How many times have you bought a brand new, pretty journal with good intentions to chronicle your life for future generations? After about three lengthy, detailed entries in your best handwriting, did you turn to a couple of scribbled sentences for the next few days and then find it buried in your night stand weeks later? What then? Do you jump back in or just come to terms with the knowledge that you’re just not the kind of person who uses “journal” as a verb?
I’ve been through this cycle several times — I’ve tried journals with dated pages, journals with built in fancy ribbon bookmarks, and journals with lined, dotted and grid pages. I’ve even given a gratitude journal and a bullet journal a go. Each time I’ve had the same experience when I tried to do it the “right” way — I only keep up for a very short time until I give up.
What if you could get all the benefits of journaling without all the guilt of not being perfect at it? Well, I believe you can! Here’s my formula for journaling YOUR way!
Throw out expectations
The very first thing you should do is throw all of those expectations you have of regularly journaling in beautiful script in great detail out the window! I’ve learned that lowering my expectations of myself is one of the most important things I could do to help me feel more in control. I wrote a whole post about it here.
Don’t worry about how you think it should be or what others have told you is the correct way to keep a journal. Instead, quickly jot down what appeals to you about keeping a journal. For me it was getting my feelings and ideas out of my head so I could begin to understand them. My journal is for me and me only, so I decided it didn’t really matter how my journal looked or was formatted or how often I wrote in it. Once I dropped the expectations, I began to use my journal for its real purpose a whole lot more!
Decide what matters to you
There are many uses for a journal, and you should decide which of them are meaningful to you. Choose one or many of these 10 ideas for your journal, and then you can personalize your approach.
Personalize your approach
Once you've identified which of the above are important to you, you can start using your journal! The only real rule that I abide by is writing a date on the page. This helps serve as a frame of reference when you look back at what you've written.
I use my journal in all of the ways I shared, and I switch fluidly between uses based on what is needed to achieve my purpose for keeping a journal in the first place. I just want to get things out of my head so I can begin to understand them from a more objective point of view. It doesn't matter how often or rarely you write, as long as your journal is a resource for you when you need it!

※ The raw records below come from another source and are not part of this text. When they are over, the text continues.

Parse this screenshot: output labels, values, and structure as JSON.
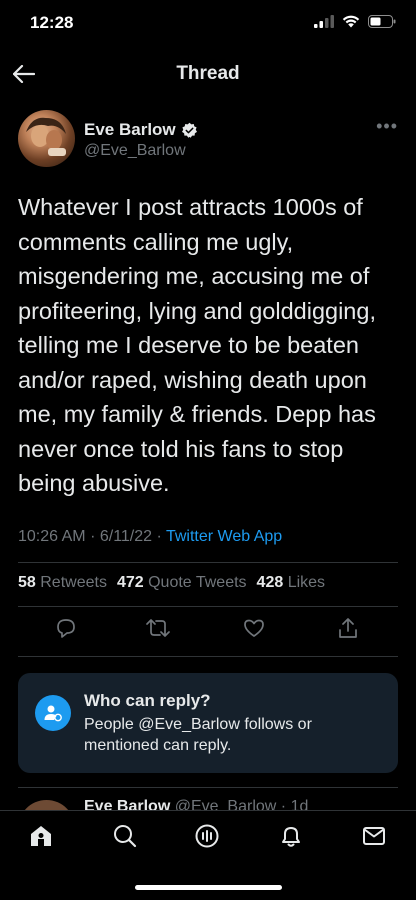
{
  "status_bar": {
    "time": "12:28"
  },
  "nav": {
    "title": "Thread"
  },
  "tweet": {
    "display_name": "Eve Barlow",
    "handle": "@Eve_Barlow",
    "text": "Whatever I post attracts 1000s of comments calling me ugly, misgendering me, accusing me of profiteering, lying and golddigging, telling me I deserve to be beaten and/or raped, wishing death upon me, my family & friends. Depp has never once told his fans to stop being abusive.",
    "time": "10:26 AM",
    "date": "6/11/22",
    "separator": "·",
    "source": "Twitter Web App",
    "stats": {
      "retweets_count": "58",
      "retweets_label": "Retweets",
      "quotes_count": "472",
      "quotes_label": "Quote Tweets",
      "likes_count": "428",
      "likes_label": "Likes"
    }
  },
  "reply_card": {
    "title": "Who can reply?",
    "description": "People @Eve_Barlow follows or mentioned can reply."
  },
  "next_tweet": {
    "display_name": "Eve Barlow",
    "handle": "@Eve_Barlow",
    "age": "· 1d"
  },
  "colors": {
    "background": "#000000",
    "link": "#1d9bf0",
    "muted": "#71767b",
    "card": "#15202b"
  },
  "icons": [
    "back-arrow-icon",
    "verified-badge-icon",
    "more-icon",
    "reply-icon",
    "retweet-icon",
    "like-icon",
    "share-icon",
    "home-icon",
    "search-icon",
    "spaces-icon",
    "notifications-icon",
    "messages-icon"
  ]
}
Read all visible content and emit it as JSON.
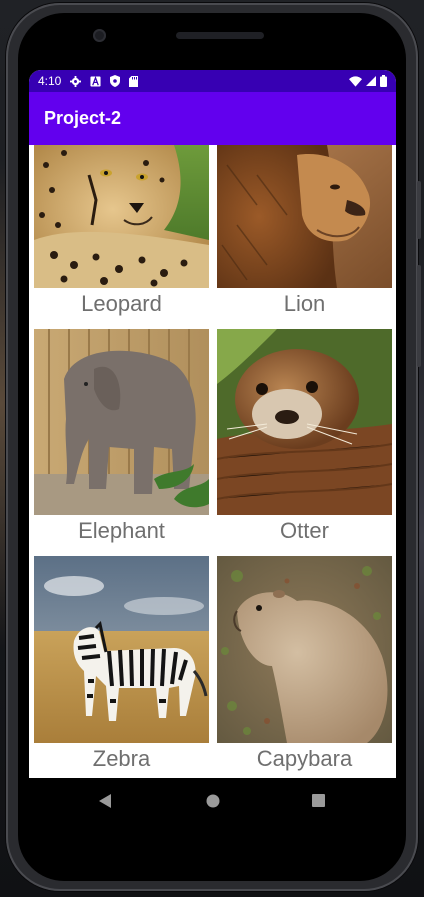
{
  "status_bar": {
    "time": "4:10",
    "left_icons": [
      "gear-icon",
      "a-icon",
      "shield-icon",
      "sd-card-icon"
    ],
    "right_icons": [
      "wifi-icon",
      "signal-icon",
      "battery-icon"
    ],
    "background": "#3700b3"
  },
  "app_bar": {
    "title": "Project-2",
    "background": "#6200ee"
  },
  "animals": [
    {
      "label": "Leopard",
      "image": "cheetah-photo"
    },
    {
      "label": "Lion",
      "image": "lion-photo"
    },
    {
      "label": "Elephant",
      "image": "elephant-photo"
    },
    {
      "label": "Otter",
      "image": "otter-photo"
    },
    {
      "label": "Zebra",
      "image": "zebra-photo"
    },
    {
      "label": "Capybara",
      "image": "capybara-photo"
    }
  ],
  "nav_bar": {
    "buttons": [
      "back-icon",
      "home-icon",
      "recents-icon"
    ]
  }
}
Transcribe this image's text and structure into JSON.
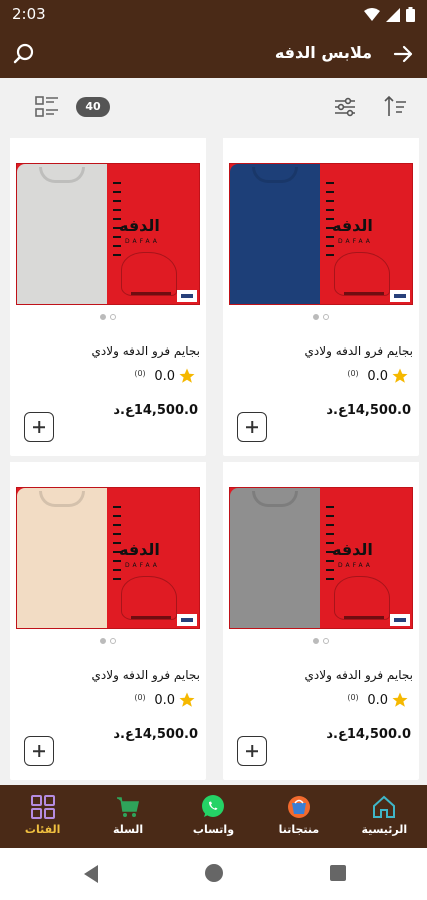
{
  "status_bar": {
    "time": "2:03"
  },
  "app_bar": {
    "title": "ملابس الدفه"
  },
  "toolbar": {
    "count": "40"
  },
  "products": [
    {
      "name": "بجايم فرو الدفه ولادي",
      "rating": "0.0",
      "rating_count": "(0)",
      "price": "14,500.0ع.د",
      "shirt_color": "#1d3f78",
      "brand_ar": "الدفه",
      "brand_lat": "DAFAA"
    },
    {
      "name": "بجايم فرو الدفه ولادي",
      "rating": "0.0",
      "rating_count": "(0)",
      "price": "14,500.0ع.د",
      "shirt_color": "#d9d9d7",
      "brand_ar": "الدفه",
      "brand_lat": "DAFAA"
    },
    {
      "name": "بجايم فرو الدفه ولادي",
      "rating": "0.0",
      "rating_count": "(0)",
      "price": "14,500.0ع.د",
      "shirt_color": "#8f8f8f",
      "brand_ar": "الدفه",
      "brand_lat": "DAFAA"
    },
    {
      "name": "بجايم فرو الدفه ولادي",
      "rating": "0.0",
      "rating_count": "(0)",
      "price": "14,500.0ع.د",
      "shirt_color": "#f2dcc4",
      "brand_ar": "الدفه",
      "brand_lat": "DAFAA"
    }
  ],
  "bottom_nav": [
    {
      "label": "الرئيسية",
      "icon": "home-icon"
    },
    {
      "label": "منتجاتنا",
      "icon": "products-icon"
    },
    {
      "label": "واتساب",
      "icon": "whatsapp-icon"
    },
    {
      "label": "السلة",
      "icon": "cart-icon"
    },
    {
      "label": "الفئات",
      "icon": "categories-icon",
      "active": true
    }
  ],
  "colors": {
    "brand_brown": "#4a2a17",
    "box_red": "#e01b23",
    "active_nav": "#f0c040"
  }
}
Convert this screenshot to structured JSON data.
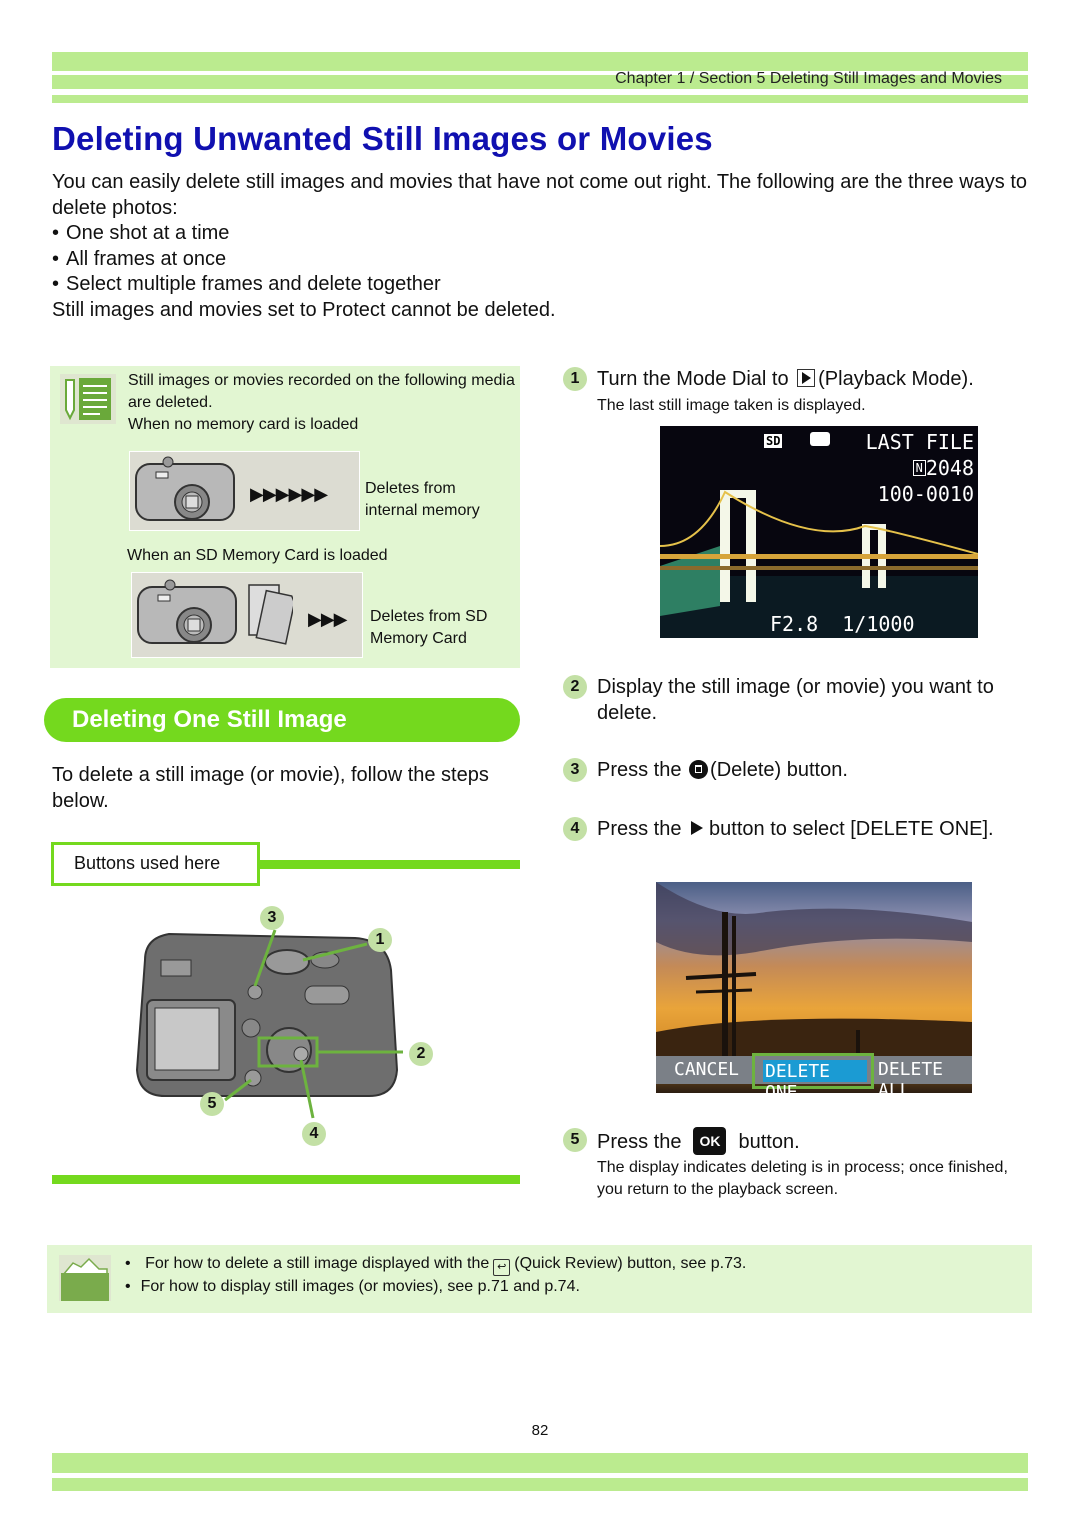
{
  "header": {
    "chapter": "Chapter  1 / Section 5  Deleting Still Images and Movies"
  },
  "title": "Deleting Unwanted Still Images or Movies",
  "intro": {
    "lead": "You can easily delete still images and movies that have not come out right. The following are the three ways to delete photos:",
    "bullets": [
      "One shot at a time",
      "All frames at once",
      "Select multiple frames and delete together"
    ],
    "closing": "Still images and movies set to Protect cannot be deleted."
  },
  "note": {
    "icon": "memo-pencil-icon",
    "line1": "Still images or movies recorded on the following media are deleted.",
    "no_card_heading": "When no memory card is loaded",
    "no_card_result": [
      "Deletes from",
      "internal memory"
    ],
    "sd_heading": "When an SD Memory Card is loaded",
    "sd_result": [
      "Deletes from SD",
      "Memory Card"
    ],
    "arrows_long": "▶▶▶▶▶▶",
    "arrows_short": "▶▶▶"
  },
  "section": {
    "heading": "Deleting One Still Image",
    "intro": "To delete a still image (or movie), follow the steps below.",
    "buttons_used_label": "Buttons used here",
    "callouts": [
      "1",
      "2",
      "3",
      "4",
      "5"
    ]
  },
  "steps": [
    {
      "num": "1",
      "text_before": "Turn the Mode Dial to",
      "icon": "playback-mode-icon",
      "text_after": "(Playback Mode).",
      "sub": "The last still image taken is displayed."
    },
    {
      "num": "2",
      "text": "Display the still image (or movie) you want to delete."
    },
    {
      "num": "3",
      "text_before": "Press the",
      "icon": "delete-trash-icon",
      "text_after": "(Delete) button."
    },
    {
      "num": "4",
      "text_before": "Press the",
      "icon": "right-arrow-icon",
      "text_after": "button to select [DELETE ONE]."
    },
    {
      "num": "5",
      "text_before": "Press the",
      "icon_label": "OK",
      "text_after": "button.",
      "sub": "The display indicates deleting is in process; once finished, you return to the playback screen."
    }
  ],
  "screen1": {
    "media": "SD",
    "label": "LAST FILE",
    "size_badge": "N",
    "size": "2048",
    "file_no": "100-0010",
    "exposure": "F2.8  1/1000"
  },
  "screen2": {
    "menu": [
      "CANCEL",
      "DELETE ONE",
      "DELETE ALL"
    ],
    "selected": "DELETE ONE"
  },
  "tip": {
    "icon": "hint-hand-icon",
    "items": [
      {
        "before": "For how to delete a still image displayed with the",
        "icon": "quick-review-icon",
        "after": "(Quick Review) button, see p.73."
      },
      {
        "text": "For how to display still images (or movies), see p.71 and p.74."
      }
    ]
  },
  "page_number": "82",
  "colors": {
    "title": "#1010b0",
    "accent_green": "#74d91e",
    "bar_green": "#bbeb8f",
    "panel_green": "#e2f6d2",
    "step_circle": "#c3e0a5"
  }
}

My approach is obviously going to be different than yours, but that's the beauty of journaling your own way. It is what you WANT it to be! If it's a personalized approach, it can't be wrong, just different than someone else's. I start with a blank journal and just fill it with what meets my needs, but if that is a little intimidating, you may want to try something like The Guilt-Free Journal for Women by Jan Silvious. Though I haven't tried this book myself, the description sounds awesome, "Here's the perfect way to break the guilt cycle! Packed with creative writing prompts and encouraging Scriptures, this whimsically illustrated diary has no calendar references, so you can write when you want to, and enjoy it! "
"...that's the beauty of journaling your own way. It is what you WANT it to be! If it's a personalized approach, it can't be wrong, just different that someone else's."
I like to get a new journal every January as a sign of a fresh start. I looked back at my entries for this year so far, and here is what I saw:
It's a lot of fun to read what I was thinking and feeling throughout the year. From these entries, I can see some goals I accomplished, some areas I'm still struggling with, and find some fresh inspiration to get back to projects I've put on the back burner. If I had put myself in a box and not used my journal if I didn't fit into it, I would not have these things to look back on and learn from.
I challenge you to stop feeling guilty about not keeping a journal the RIGHT way, but instead determine what you could gain from keeping one YOUR way!
Photo by Ana Tavares on Unsplash
Carroll, Ryder. “Bullet Journal.” Bullet Journal, bulletjournal.com/.
Silvious, Jan. Guilt Free Journal. Living Ink Books, 2002.
A woman with many roles in life who knows the necessity of keeping things in order!